“This is the longest country-wide blackout since Libya in 2011 during the Arab Spring,” Madory said.
With the internet still blocked throughout the country on Friday, United Nations (UN) Secretary General Ban Ki-moon called on the Gabon government to lift the communication blackout.
“I call on the government to immediately restore communications, especially the internet, SMS, and the independent radio and television,” he said in a statement. “I am deeply concerned and saddened about the crisis in the Gabonese Republic provoked by the electoral crisis, in particular the arson attacks and disproportionate response of security agencies that has led to unfortunate loss of life and property.”
Gabon is the most recent country in Africa to resort to shutting down the internet amid political unrest. Ethiopia, Uganda, Chad, Burundi, and Republic of Congo have all limited internet access during local elections in recent years.
Over the last six months, Iraq has also shut down its internet country-wide three times to keep middle school students from cheating on tests; Algeria has shut down access to Facebook and Twitter to keep high school students from sharing stolen final exams; and India shut down the internet in its Jammu province due to a contentious wrestling match.

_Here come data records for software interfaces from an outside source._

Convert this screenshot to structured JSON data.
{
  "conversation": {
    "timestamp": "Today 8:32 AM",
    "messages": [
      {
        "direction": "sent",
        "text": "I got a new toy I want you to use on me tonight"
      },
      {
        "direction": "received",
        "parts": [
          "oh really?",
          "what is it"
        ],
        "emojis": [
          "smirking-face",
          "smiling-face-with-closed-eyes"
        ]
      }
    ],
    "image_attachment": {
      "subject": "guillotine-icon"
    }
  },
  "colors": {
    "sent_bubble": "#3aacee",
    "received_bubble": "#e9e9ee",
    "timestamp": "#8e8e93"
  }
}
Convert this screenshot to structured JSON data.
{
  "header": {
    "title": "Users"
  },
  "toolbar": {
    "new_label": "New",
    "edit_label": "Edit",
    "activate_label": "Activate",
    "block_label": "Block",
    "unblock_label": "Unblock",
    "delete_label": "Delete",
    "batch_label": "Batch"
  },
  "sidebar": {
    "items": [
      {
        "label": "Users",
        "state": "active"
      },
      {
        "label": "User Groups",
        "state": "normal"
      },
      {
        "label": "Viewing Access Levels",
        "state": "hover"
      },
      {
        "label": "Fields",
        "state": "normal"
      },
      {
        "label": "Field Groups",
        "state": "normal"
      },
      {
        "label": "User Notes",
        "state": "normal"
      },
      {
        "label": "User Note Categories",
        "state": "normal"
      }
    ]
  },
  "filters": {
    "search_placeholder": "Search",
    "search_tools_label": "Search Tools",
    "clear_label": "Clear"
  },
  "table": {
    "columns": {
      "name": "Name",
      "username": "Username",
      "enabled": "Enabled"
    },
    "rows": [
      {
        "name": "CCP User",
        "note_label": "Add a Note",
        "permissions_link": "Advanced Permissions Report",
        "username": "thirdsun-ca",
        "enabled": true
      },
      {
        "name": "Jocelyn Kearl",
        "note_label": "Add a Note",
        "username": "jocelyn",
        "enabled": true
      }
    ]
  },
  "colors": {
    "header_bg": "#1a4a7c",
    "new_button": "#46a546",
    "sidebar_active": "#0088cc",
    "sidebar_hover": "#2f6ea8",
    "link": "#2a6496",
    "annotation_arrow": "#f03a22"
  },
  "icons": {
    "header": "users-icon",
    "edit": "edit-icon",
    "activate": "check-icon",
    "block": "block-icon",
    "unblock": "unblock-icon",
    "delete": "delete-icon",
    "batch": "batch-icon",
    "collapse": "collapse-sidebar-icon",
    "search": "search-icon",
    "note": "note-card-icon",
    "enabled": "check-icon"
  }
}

“Shutting down the internet around an election disrupts the most critical part of the democratic process. Time and again, we've seen that internet shutdowns serve as early warning mechanisms of human rights violations, and Gabon may prove no exception. Authorities in the country should turn the internet on as soon as possible,” said Deji Bryce Olukotun, Senior Global Advocacy Manager at Access Now.